...and I Feel Fine

"Apocalypse" courtesy of Danilo Rizzuti at
Well, NaNoWriMo is over, and I came in with 43,039 words.  

In other words, I didn't make it to my goal of 50,000.  In the end, I chose not to do the final push. At the beginning of November, imagining this scenario would have caused me to react like it was the impending apocalypse.

However, I had my reasons for throwing in the towel.  It had gotten to the point where my writing had deteriorated.  I was just putting words on the page to be on the page. My characters were offering snarky commentary on the plot, had lapsed into modern vernacular, and nearly every word that I wrote offered nothing to contribute to the story.

I had reached maximum creative capacity.

I think that it is important for a creative artist to recognize one's limitations. For me, I certainly could have finished it out, but I knew that at this point, I wouldn't be able to get back into the creative groove.

I didn't want to have words on the paper that added absolutely no value whatsoever.  Up until the end, what I had been writing was of questionable quality, but was definitely of value to the story. It was in fact editable.  What I had started writing toward the end?  Not so much.  It was editable in the sense that I could highlight it and delete it. In my mind, that's not worth putting down in the first place.

Nevertheless, I did succeed in writing out the plot of my story, covering all the points on my outline (though the last part was not very detail heavy). Of my 43,039 words, I have about 42,000 that are editable and rewritable.

At the end of October, I had none.  That's a pretty incredible accomplishment.  A week ago, the thought of not finishing was really depressing.  I basically felt like not finishing was the end of the world as we know it.

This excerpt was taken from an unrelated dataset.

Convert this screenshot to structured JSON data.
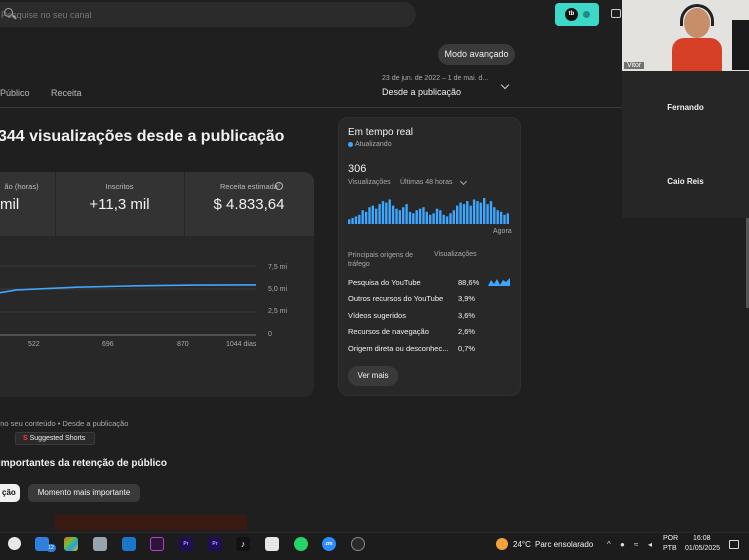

But I didn't finish.  And I feel fine.  In fact, I feel great. I'm proud of myself.  I learned a lot of lessons about my writing life that I think will really aid me in the future.  I will be able to apply them on a much smaller, less extreme scale.

Did you participate in NaNo? Did you reach your goal?  If you didn't, did you still get something valuable out of it, and why or why not? Also, 10 points to anyone who gets the "and I feel fine" reference.  Share your thoughts in the comments.